A Lesson From Ronald Reagan or Why It Will Be Morning in America Again.

Of all the lessons that we can learn from Ronald Reagan, one of the most powerful is the lesson of optimism.

His optimism was one of his most appealing qualities. I think it played a huge role in his ability to connect with the American people.

After all, we are the most optimistic people in the history of the world.

Every day, we can make a choice to be optimistic or give in to Doom and Gloom thinking.

For Example:

1) a) Doom and Gloom – The MSM has won. The American people have been indoctrinated as socialists and that’s why they voted for Obama. We can write off huge parts of the country and the large numbers of American people. We are surrounded by the enemy.

b) Optimism – This crisis has really hit people hard. It caught them off guard and caused temporarily confusion. That’s why voted for Obama. The American people, to their core, still believe in freedom, opportunity and prosperity. Once they catch their breath, they will remember that. Remember, we are all in this together – these guys don’t ask about party affiliation.

2) a) Doom and Gloom – I want Obama to Fail. Now I will run off and parse what “Failure” is (and maybe what “is” is) and write 3 diaries explaining why Fail doesn’t mean what it sounds like it means.

b) This crisis will pass. They always do. America has faced tough times and bad presidents and always prevails. My concern is that, Obama’s policies are going to limit our potential and our prosperity.

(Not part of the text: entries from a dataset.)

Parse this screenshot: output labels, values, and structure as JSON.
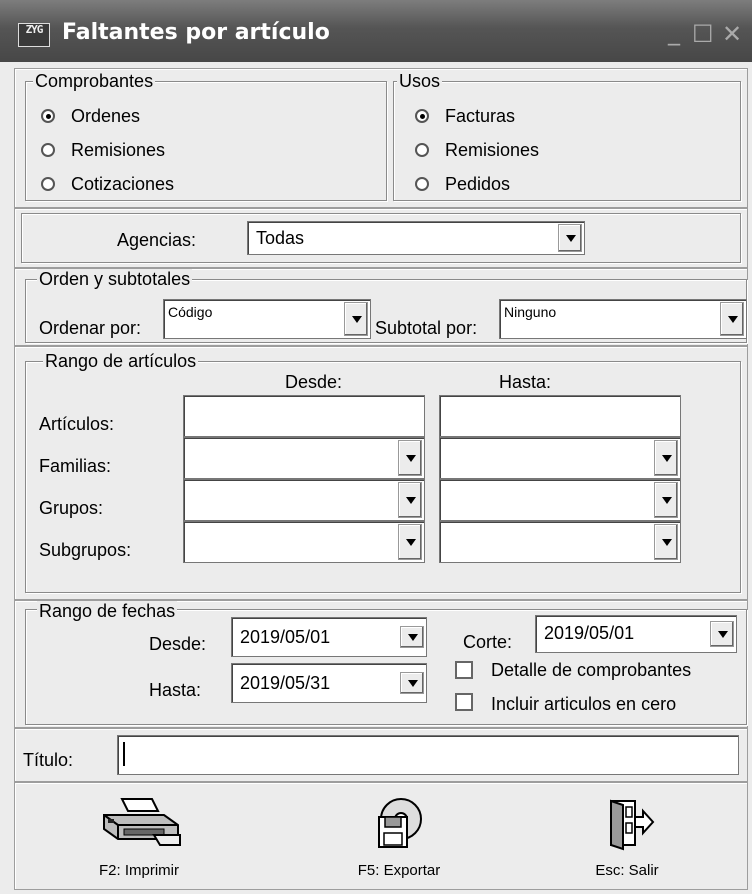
{
  "window": {
    "title": "Faltantes por artículo",
    "icon_text": "ZYG"
  },
  "comprobantes": {
    "legend": "Comprobantes",
    "options": [
      "Ordenes",
      "Remisiones",
      "Cotizaciones"
    ],
    "selected": "Ordenes"
  },
  "usos": {
    "legend": "Usos",
    "options": [
      "Facturas",
      "Remisiones",
      "Pedidos"
    ],
    "selected": "Facturas"
  },
  "agencias": {
    "label": "Agencias:",
    "value": "Todas"
  },
  "orden": {
    "legend": "Orden y subtotales",
    "ordenar_label": "Ordenar por:",
    "ordenar_value": "Código",
    "subtotal_label": "Subtotal por:",
    "subtotal_value": "Ninguno"
  },
  "rango_articulos": {
    "legend": "Rango de artículos",
    "desde_header": "Desde:",
    "hasta_header": "Hasta:",
    "rows": [
      "Artículos:",
      "Familias:",
      "Grupos:",
      "Subgrupos:"
    ]
  },
  "rango_fechas": {
    "legend": "Rango de fechas",
    "desde_label": "Desde:",
    "desde_value": "2019/05/01",
    "hasta_label": "Hasta:",
    "hasta_value": "2019/05/31",
    "corte_label": "Corte:",
    "corte_value": "2019/05/01",
    "detalle_label": "Detalle de comprobantes",
    "incluir_label": "Incluir articulos en cero"
  },
  "titulo": {
    "label": "Título:",
    "value": ""
  },
  "actions": {
    "print": "F2: Imprimir",
    "export": "F5: Exportar",
    "exit": "Esc: Salir"
  },
  "icons": [
    "printer-icon",
    "export-disk-icon",
    "exit-door-icon",
    "minimize-icon",
    "maximize-icon",
    "close-icon"
  ]
}
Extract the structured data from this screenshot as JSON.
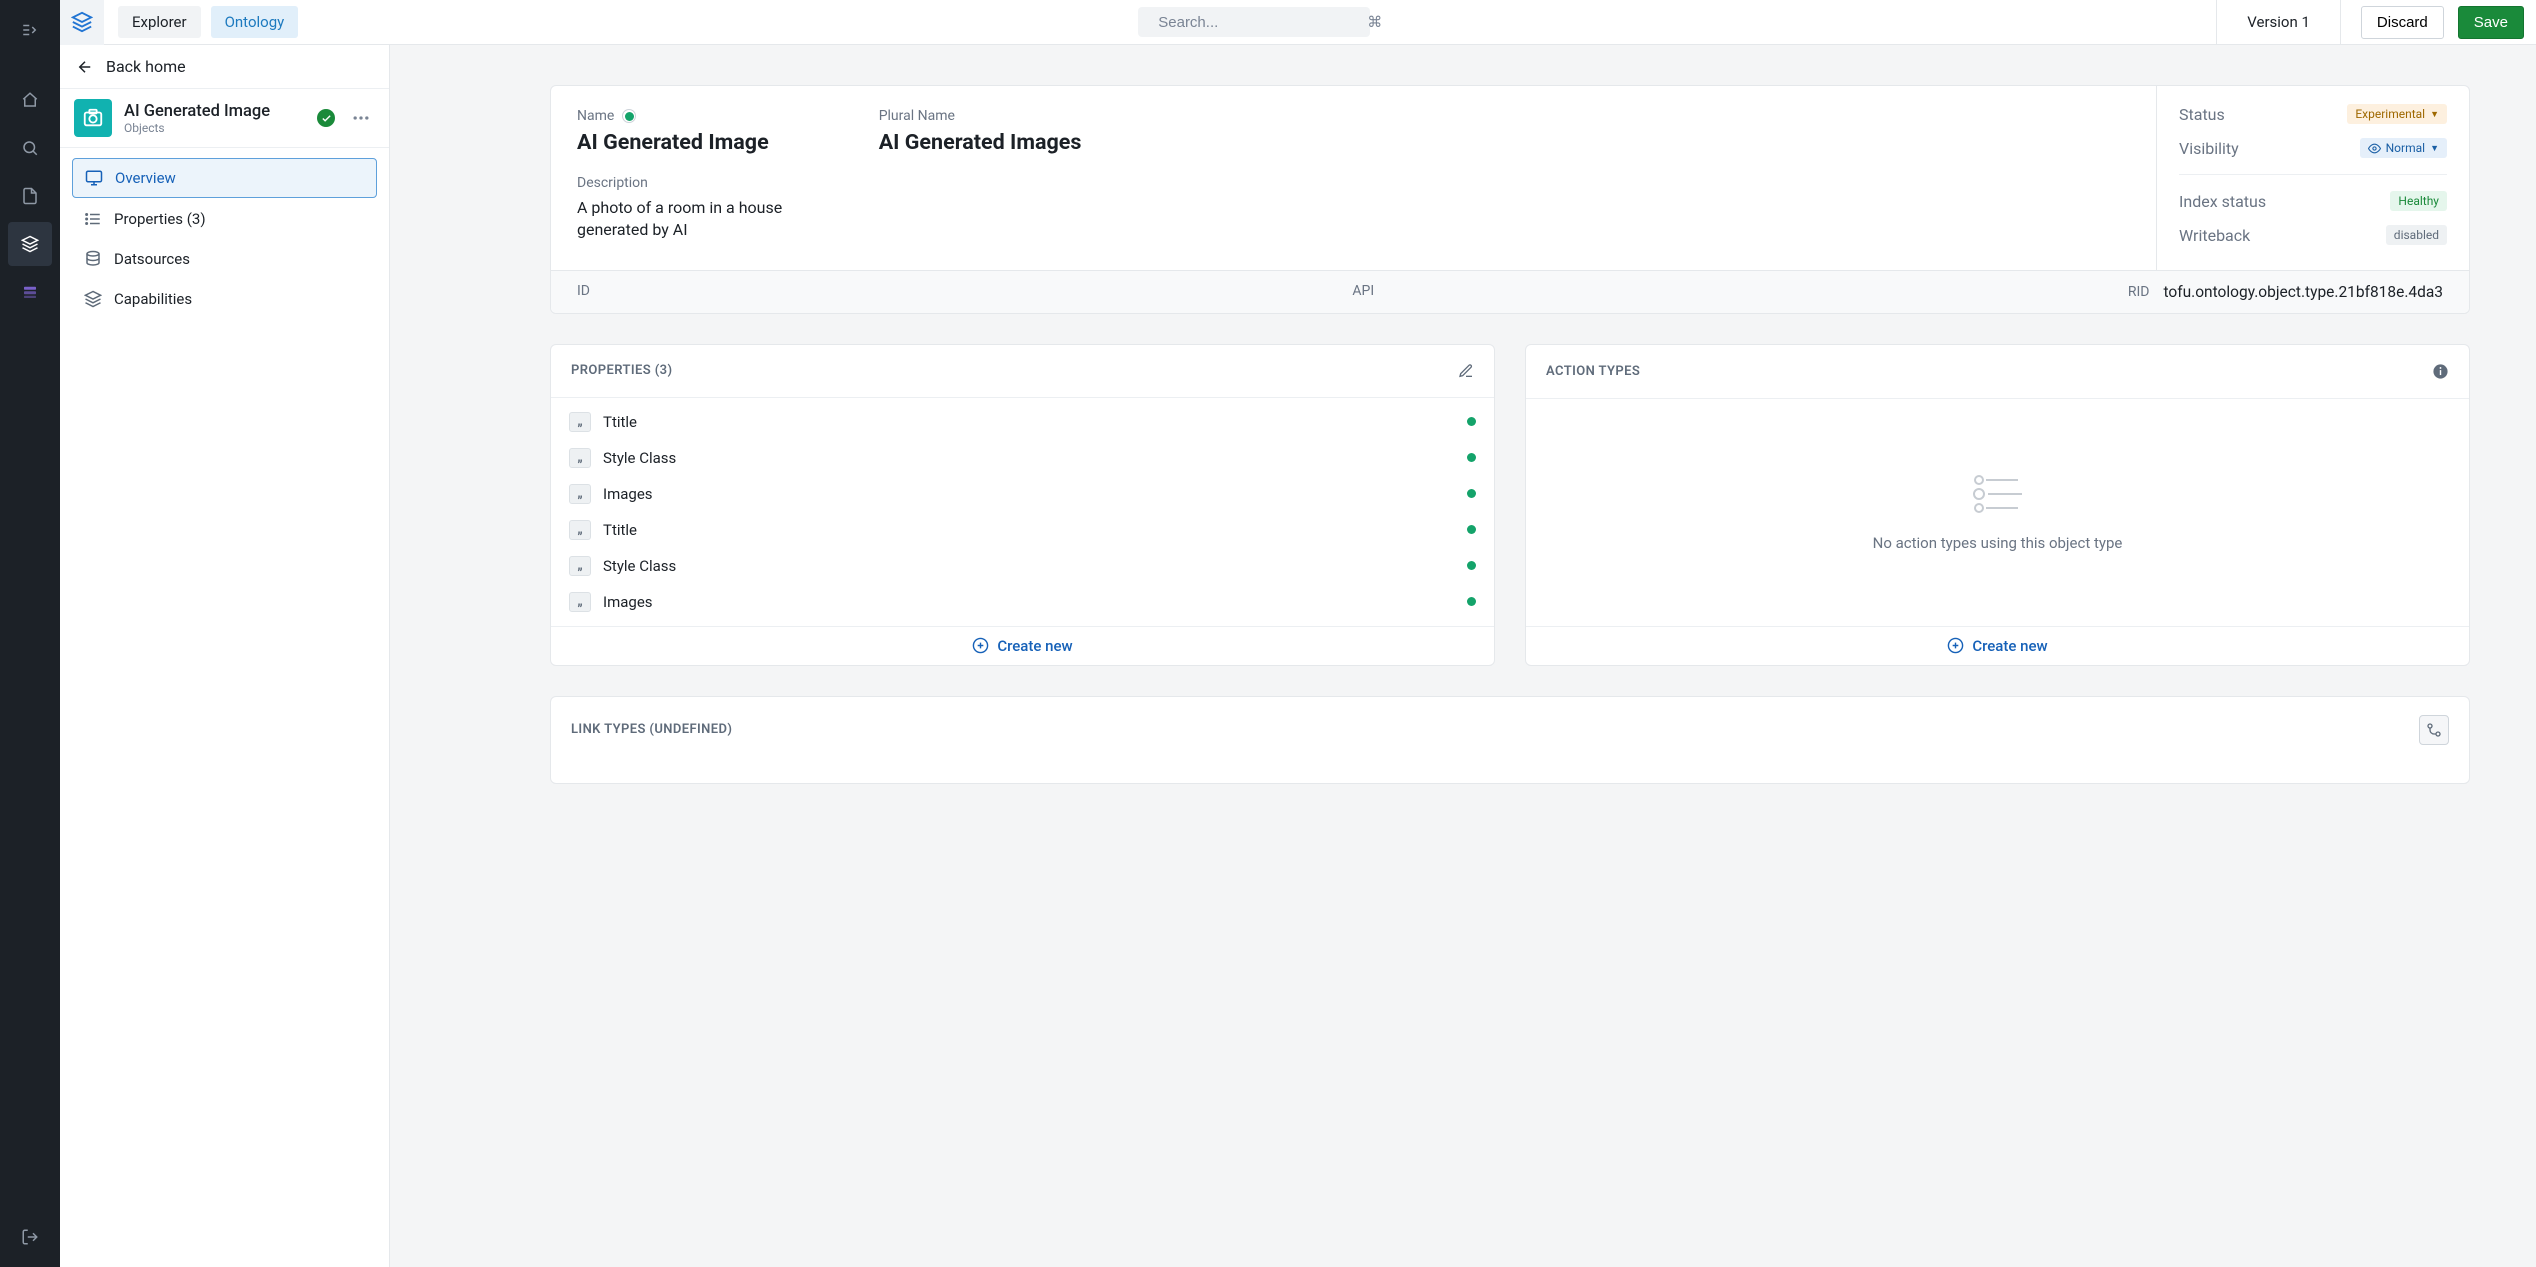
{
  "topbar": {
    "tabs": {
      "explorer": "Explorer",
      "ontology": "Ontology"
    },
    "search_placeholder": "Search...",
    "shortcut": "⌘",
    "version": "Version 1",
    "discard": "Discard",
    "save": "Save"
  },
  "sidebar": {
    "back": "Back home",
    "object_title": "AI Generated Image",
    "object_subtitle": "Objects",
    "items": [
      {
        "label": "Overview"
      },
      {
        "label": "Properties (3)"
      },
      {
        "label": "Datsources"
      },
      {
        "label": "Capabilities"
      }
    ]
  },
  "overview": {
    "name_label": "Name",
    "name_value": "AI Generated Image",
    "plural_label": "Plural Name",
    "plural_value": "AI Generated Images",
    "desc_label": "Description",
    "desc_value": "A photo of a room in a house generated by AI",
    "status_label": "Status",
    "status_value": "Experimental",
    "visibility_label": "Visibility",
    "visibility_value": "Normal",
    "index_label": "Index status",
    "index_value": "Healthy",
    "writeback_label": "Writeback",
    "writeback_value": "disabled",
    "id_label": "ID",
    "api_label": "API",
    "rid_label": "RID",
    "rid_value": "tofu.ontology.object.type.21bf818e.4da3"
  },
  "properties": {
    "header": "PROPERTIES (3)",
    "items": [
      {
        "label": "Ttitle"
      },
      {
        "label": "Style Class"
      },
      {
        "label": "Images"
      },
      {
        "label": "Ttitle"
      },
      {
        "label": "Style Class"
      },
      {
        "label": "Images"
      }
    ],
    "create": "Create new"
  },
  "action_types": {
    "header": "ACTION TYPES",
    "empty": "No action types using this object type",
    "create": "Create new"
  },
  "link_types": {
    "header": "LINK TYPES (UNDEFINED)"
  }
}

Elsewhere in the world, we have a 100 years of history that shows that his policies don’t work and here at home, we have 200+ year of proof that Freedom creates unlimited prosperity.  We want equality of opportunity not equality of outcomes.

3) Doom and Gloom – The Republican party is full of RINO’s and squishys. Anyone who doesn’t agree with MY personal views should be kicked out of the party. It’s better to be pure and lose than have people in power who we can’t count on 100%

b) Optimism – “Thou shalt not speak ill of any fellow Republican.” It’s a rule I followed during that campaign and have ever since. – Ronald Reagan. After spending years in the wilderness and seeing the effects of the Democrats running unchecked, Reagan understood the importance of winning elections. He knew that even if someone didn’t agree with him 100%, there would be times they did agree. And for the other times, he was a strong enough leader that he could to use logic and humor to persuade them to come around.

Let’s look for strong, optimistic leaders and not ideological purity.